→ **ABOUT THIS TASK**
Report each line of the material below where the word "брака" can be found.

→ **TASK INPUTS**

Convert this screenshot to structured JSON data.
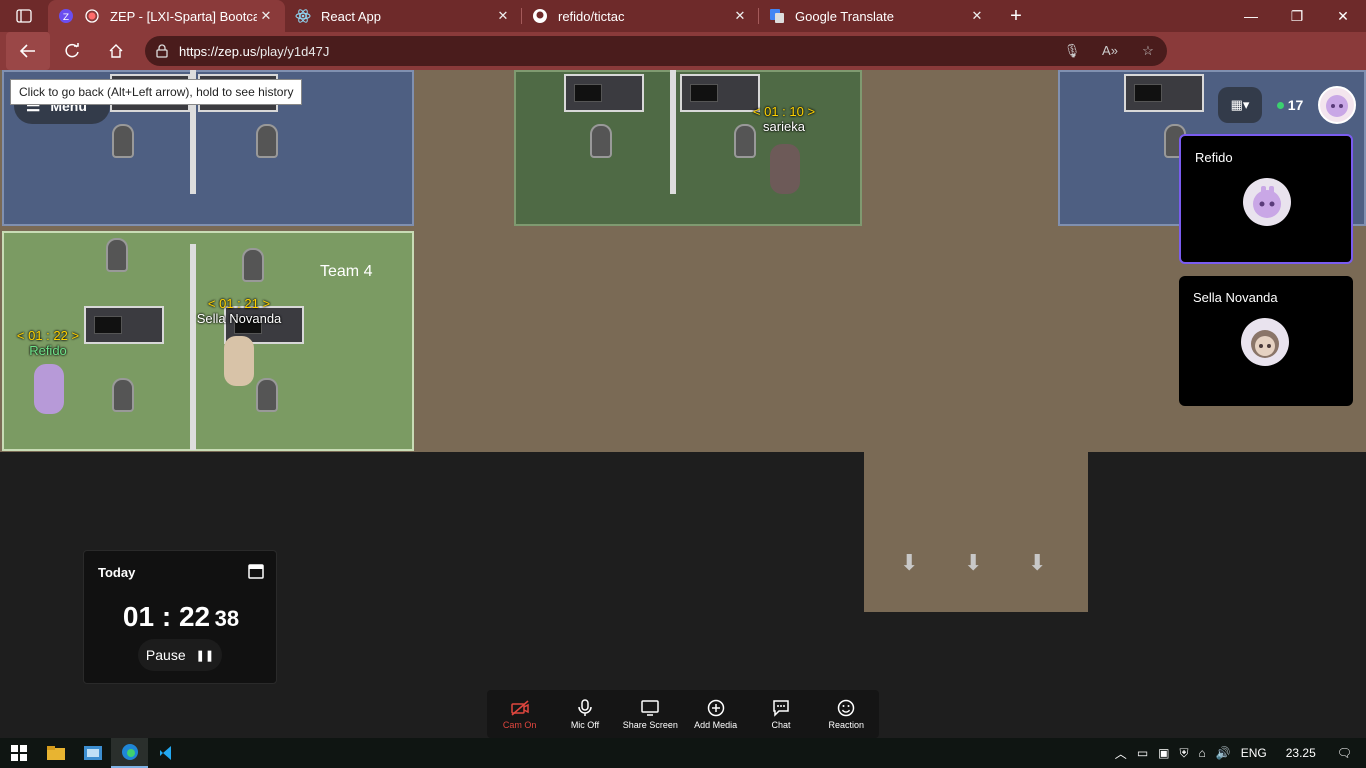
{
  "browser": {
    "tabs": [
      {
        "title": "ZEP - [LXI-Sparta] Bootcamp",
        "active": true,
        "icon": "zep-icon"
      },
      {
        "title": "React App",
        "active": false,
        "icon": "react-icon"
      },
      {
        "title": "refido/tictac",
        "active": false,
        "icon": "github-icon"
      },
      {
        "title": "Google Translate",
        "active": false,
        "icon": "google-translate-icon"
      }
    ],
    "url_host": "https://zep.us",
    "url_path": "/play/y1d47J",
    "back_tooltip": "Click to go back (Alt+Left arrow), hold to see history"
  },
  "app": {
    "menu_label": "Menu",
    "online_count": "17",
    "room_label": "Team 4",
    "players": [
      {
        "time": "< 01 : 10 >",
        "name": "sarieka"
      },
      {
        "time": "< 01 : 21 >",
        "name": "Sella Novanda"
      },
      {
        "time": "< 01 : 22 >",
        "name": "Refido"
      }
    ],
    "video_cards": [
      {
        "name": "Refido",
        "active": true
      },
      {
        "name": "Sella Novanda",
        "active": false
      }
    ],
    "timer": {
      "label": "Today",
      "hours": "01",
      "minutes": "22",
      "seconds": "38",
      "pause_label": "Pause"
    },
    "toolbar": [
      {
        "label": "Cam On",
        "icon": "camera-off-icon",
        "state": "off"
      },
      {
        "label": "Mic Off",
        "icon": "microphone-icon",
        "state": "on"
      },
      {
        "label": "Share Screen",
        "icon": "monitor-icon",
        "state": "on"
      },
      {
        "label": "Add Media",
        "icon": "plus-circle-icon",
        "state": "on"
      },
      {
        "label": "Chat",
        "icon": "chat-icon",
        "state": "on"
      },
      {
        "label": "Reaction",
        "icon": "smiley-icon",
        "state": "on"
      }
    ]
  },
  "taskbar": {
    "language": "ENG",
    "time": "23.25"
  },
  "colors": {
    "titlebar": "#6e2a2a",
    "active_tab": "#8a3a3a",
    "floor": "#7a6a55",
    "accent_purple": "#7a5cf0",
    "timer_yellow": "#ffd200",
    "cam_off_red": "#e0463e"
  }
}
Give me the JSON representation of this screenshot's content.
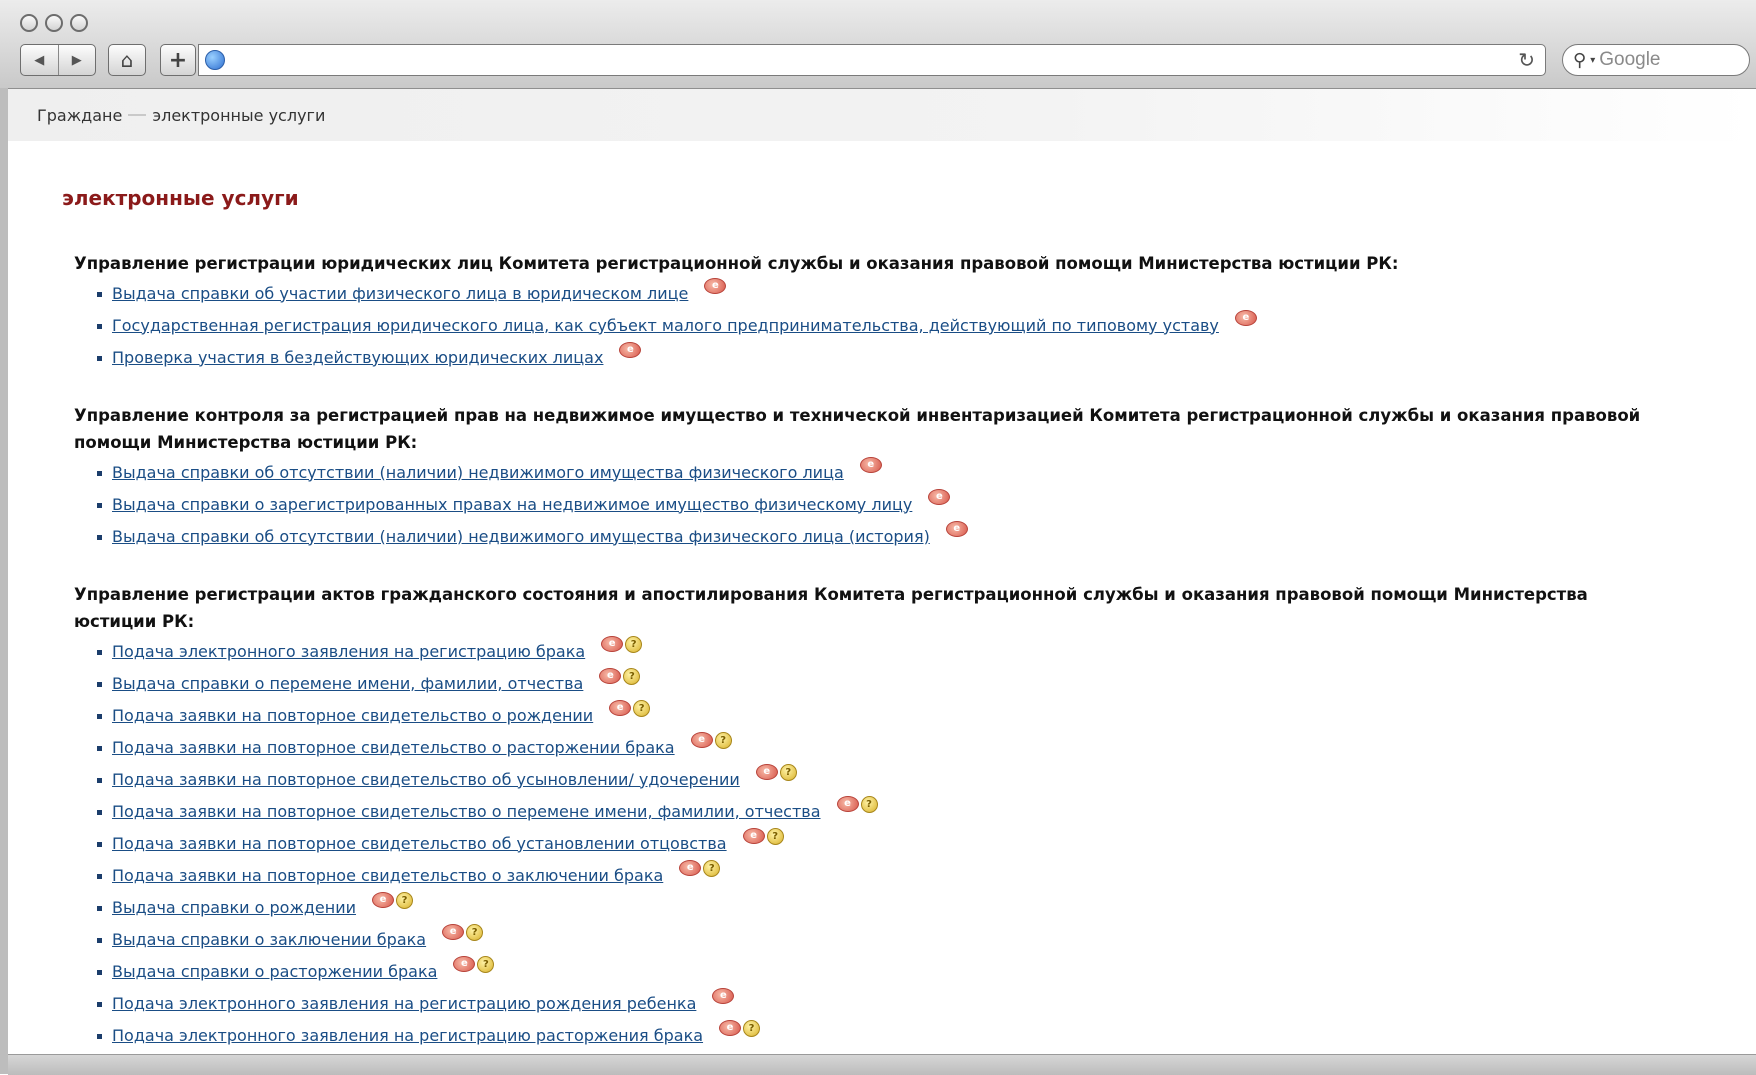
{
  "browser": {
    "search_placeholder": "Google",
    "icons": {
      "back": "back-arrow-icon",
      "forward": "forward-arrow-icon",
      "home": "home-icon",
      "add": "plus-icon",
      "site": "globe-icon",
      "reload": "reload-icon",
      "search": "search-icon"
    }
  },
  "breadcrumb": {
    "items": [
      "Граждане",
      "электронные услуги"
    ]
  },
  "page": {
    "title": "электронные услуги",
    "title_color": "#8b1a1a",
    "link_color": "#1a4d85"
  },
  "sections": [
    {
      "heading": "Управление регистрации юридических лиц Комитета регистрационной службы и оказания правовой помощи Министерства юстиции РК:",
      "services": [
        {
          "label": "Выдача справки об участии физического лица в юридическом лице",
          "icons": [
            "e-service-icon"
          ]
        },
        {
          "label": "Государственная регистрация юридического лица, как субъект малого предпринимательства, действующий по типовому уставу",
          "icons": [
            "e-service-icon"
          ]
        },
        {
          "label": "Проверка участия в бездействующих юридических лицах",
          "icons": [
            "e-service-icon"
          ]
        }
      ]
    },
    {
      "heading": "Управление контроля за регистрацией прав на недвижимое имущество и технической инвентаризацией Комитета регистрационной службы и оказания правовой помощи Министерства юстиции РК:",
      "services": [
        {
          "label": "Выдача справки об отсутствии (наличии) недвижимого имущества физического лица",
          "icons": [
            "e-service-icon"
          ]
        },
        {
          "label": "Выдача справки о зарегистрированных правах на недвижимое имущество физическому лицу",
          "icons": [
            "e-service-icon"
          ]
        },
        {
          "label": "Выдача справки об отсутствии (наличии) недвижимого имущества физического лица (история)",
          "icons": [
            "e-service-icon"
          ]
        }
      ]
    },
    {
      "heading": "Управление регистрации актов гражданского состояния и апостилирования Комитета регистрационной службы и оказания правовой помощи Министерства юстиции РК:",
      "services": [
        {
          "label": "Подача электронного заявления на регистрацию брака",
          "icons": [
            "e-service-icon",
            "info-icon"
          ]
        },
        {
          "label": "Выдача справки о перемене имени, фамилии, отчества",
          "icons": [
            "e-service-icon",
            "info-icon"
          ]
        },
        {
          "label": "Подача заявки на повторное свидетельство о рождении",
          "icons": [
            "e-service-icon",
            "info-icon"
          ]
        },
        {
          "label": "Подача заявки на повторное свидетельство о расторжении брака",
          "icons": [
            "e-service-icon",
            "info-icon"
          ]
        },
        {
          "label": "Подача заявки на повторное свидетельство об усыновлении/ удочерении",
          "icons": [
            "e-service-icon",
            "info-icon"
          ]
        },
        {
          "label": "Подача заявки на повторное свидетельство о перемене имени, фамилии, отчества",
          "icons": [
            "e-service-icon",
            "info-icon"
          ]
        },
        {
          "label": "Подача заявки на повторное свидетельство об установлении отцовства",
          "icons": [
            "e-service-icon",
            "info-icon"
          ]
        },
        {
          "label": "Подача заявки на повторное свидетельство о заключении брака",
          "icons": [
            "e-service-icon",
            "info-icon"
          ]
        },
        {
          "label": "Выдача справки о рождении",
          "icons": [
            "e-service-icon",
            "info-icon"
          ]
        },
        {
          "label": "Выдача справки о заключении брака",
          "icons": [
            "e-service-icon",
            "info-icon"
          ]
        },
        {
          "label": "Выдача справки о расторжении брака",
          "icons": [
            "e-service-icon",
            "info-icon"
          ]
        },
        {
          "label": "Подача электронного заявления на регистрацию рождения ребенка",
          "icons": [
            "e-service-icon"
          ]
        },
        {
          "label": "Подача электронного заявления на регистрацию расторжения брака",
          "icons": [
            "e-service-icon",
            "info-icon"
          ]
        }
      ]
    }
  ]
}
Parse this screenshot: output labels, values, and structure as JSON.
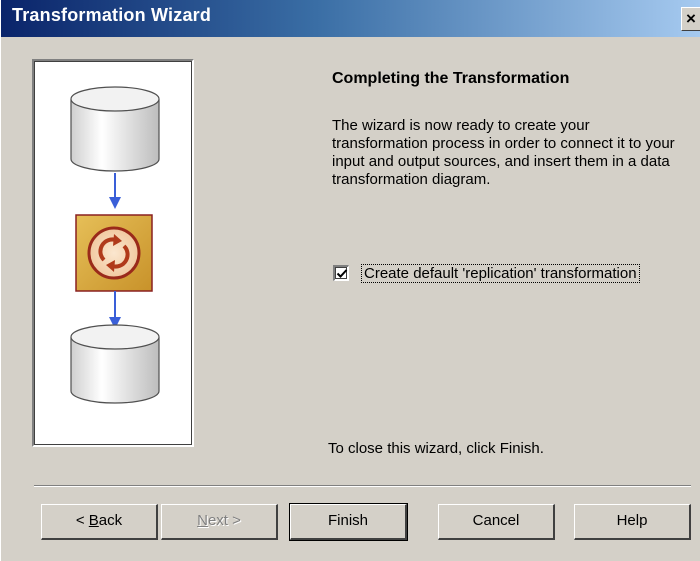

→ **COMPLETED TASK**
          "label": "Подача электронного заявления на регистрацию брака",
          "label": "Подача заявки на повторное свидетельство о расторжении брака",
          "label": "Подача заявки на повторное свидетельство о заключении брака",
          "label": "Выдача справки о заключении брака",
          "label": "Выдача справки о расторжении брака",
          "label": "Подача электронного заявления на регистрацию расторжения брака",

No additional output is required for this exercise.